English 100-01, 02 - Academic Writing Strategies - Roger Farr
These sections of English 100 are required for those in the first-year of the Creative Writing Program. Our main concern will be to experiment with the “artistic proofs” of classical rhetoric: ethos (credibility), logos (reason), and pathos (feeling). This we will do by working with a range of persuasive modes and genres, including the manifesto, the personal essay, and the research essay. MLA style and documentation will be taught. Grammar and other mechanical issues will be tackled individually and in revising workshops. From time to time we will also pause to consider those other, more philosophical issues with which writers in universities often struggle, issues such as language and power, rules and rule-breaking, time and space (i.e. “deadlines”), photocopiers, Translink, and, of course, gratuitous use of gerundive modifying phrases. By December, you will have accumulated a generous portfolio of writing of which you will feel proud, and which may or may not impress your family and friends.

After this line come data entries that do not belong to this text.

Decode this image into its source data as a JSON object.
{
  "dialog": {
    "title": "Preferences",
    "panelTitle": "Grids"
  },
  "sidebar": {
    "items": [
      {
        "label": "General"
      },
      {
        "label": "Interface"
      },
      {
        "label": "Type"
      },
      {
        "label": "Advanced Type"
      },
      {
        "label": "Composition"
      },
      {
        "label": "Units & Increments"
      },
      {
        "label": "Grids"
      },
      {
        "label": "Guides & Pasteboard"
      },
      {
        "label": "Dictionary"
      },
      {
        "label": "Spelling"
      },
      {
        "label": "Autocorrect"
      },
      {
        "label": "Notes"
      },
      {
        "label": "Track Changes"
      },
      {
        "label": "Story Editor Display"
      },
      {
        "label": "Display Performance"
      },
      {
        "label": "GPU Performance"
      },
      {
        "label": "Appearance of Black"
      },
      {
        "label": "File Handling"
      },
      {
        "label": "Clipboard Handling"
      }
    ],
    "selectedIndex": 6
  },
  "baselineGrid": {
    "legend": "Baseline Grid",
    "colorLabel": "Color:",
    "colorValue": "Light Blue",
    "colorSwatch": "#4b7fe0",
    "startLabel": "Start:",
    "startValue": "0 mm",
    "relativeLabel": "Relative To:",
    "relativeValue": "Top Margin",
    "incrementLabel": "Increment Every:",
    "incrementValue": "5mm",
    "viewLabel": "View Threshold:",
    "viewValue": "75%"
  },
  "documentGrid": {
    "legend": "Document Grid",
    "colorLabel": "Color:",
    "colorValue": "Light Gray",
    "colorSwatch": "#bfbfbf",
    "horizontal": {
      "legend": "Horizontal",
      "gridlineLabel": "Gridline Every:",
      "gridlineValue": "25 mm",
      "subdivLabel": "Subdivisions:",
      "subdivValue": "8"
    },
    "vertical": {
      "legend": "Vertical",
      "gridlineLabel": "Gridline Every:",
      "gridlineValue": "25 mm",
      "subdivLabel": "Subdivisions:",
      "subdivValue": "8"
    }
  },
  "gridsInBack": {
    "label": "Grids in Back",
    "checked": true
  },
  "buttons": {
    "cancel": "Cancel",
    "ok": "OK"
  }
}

• Hacker, Diana. The Canadian Writer’s Reference Guide. Any edition.
• Pakasaar, Helga, and Jenny Penberthy, eds., “Moodyville,” spec. iss. of The Capilano Review. 3.8 (2009).
• Other readings available in-class and/or on-line.
English 190-01 - Creative Writing I - Reg Johanson
This course introduces students to fiction and poetry through reading and writing in both forms. Students learn to become critical of their own work and that of others. Students write a variety of assignments intended to open up the horizon of their writing to innovation and experimentation. Students also attend the Open Text reading series. English 190 is a required course for the Associate of Arts Degree in Creative Writing. Students who take this course may also be interested in Academic Writing Strategies- Creative Writing Seminar, also a required course for the Degree program students.
• Jerome Stern, ed. Microfictions. (1996)
English 190-02 - Creative Writing I - Kim Minkus
In this course we will experiment with writing forms in order to push and extend our relationship with language. There will be in-class writing experiments, impromptu story generating, readings, performances and discussions. We will look at a variety of genres with a focus on the experimental including young adult fiction, fiction, poetry and criticism. Reading is a must for this course. The best writers are the best readers. Be prepared to do both. A variety of workshop methods will also be employed so that we can, as a group, engage effectively with each other’s writing.
English 191-01 - Creative Writing II - Crystal Hurdle
When is a poem really a story? When should you leave a draft alone? Through in-class writing, weekly homework assignments, and personal projects, you will write up a storm in a number of genres. You’ll be introduced to professional writers, from Lorna Crozier to bp Nichol, from Thomas King to Gabriel Garcia Márquez, to visiting writers at the Open Text and Kinder Text Reading Series, as well as to the work of your colleagues, in aid of developing your style, articulating your voice.
• Gary Geddes, ed. 20th-Century Poetry & Poetics
• Gary Geddes, ed. The Art of Short Fiction
• And assorted recommended texts to kick-start your imagination
English 225-01 - Directed Internship – English - Roger Farr
Open to students who are formally registered in Creative Writing, CultureNet or the English Concentration, ENGLISH 225 provides 75 hours of directed study experience in the “creative industries” – especially those fields associated with the production, promotion, delivery and/or study of print and literary culture. Students put existing critical, editorial, and writing skills into practice while interning with local publishers, magazines, journals, cultural organizations, and media outlets. Limited to 10 students per term. Information about the application procedure is available on the English Department website, or by contacting the instructor.
• Readings available from the instructor.
English 291-01 - Creative Writing: Narrative Fiction - Roger Farr
English 291 is an intensive course in the writing of narrative prose and scripts. We begin with a series of experiments revolving around the so-called “elements of fiction”: dialogue, character, plot, setting, style, etc. We then reconsider these elements in the light of a number of contemporary practices, including appropriation, ekphrasis, minimalism, and "docu-fiction". In all cases, risk will be encouraged, possibly at the expense of greatness. Several guest writers will join us to talk about their work. We will also attend some readings and performances, including a festival of “neo-benshi” (google it), which will draw on work produced in our class. By December, you will have accumulated a generous portfolio of writing of which you will feel proud, and which may or may not impress your family and friends.
• Brown, Andy. I Can See You Being Invisible. Montreal, DC, 2003.
• Burnham, Clint. Smoke Show. Vancouver: Arsenal, 2007.
• Turner, Michael. 8 x 10. Toronto: Doubleday, 2009.
• West Coast Line. Special issue on fiction.
• Other material available from the instructor.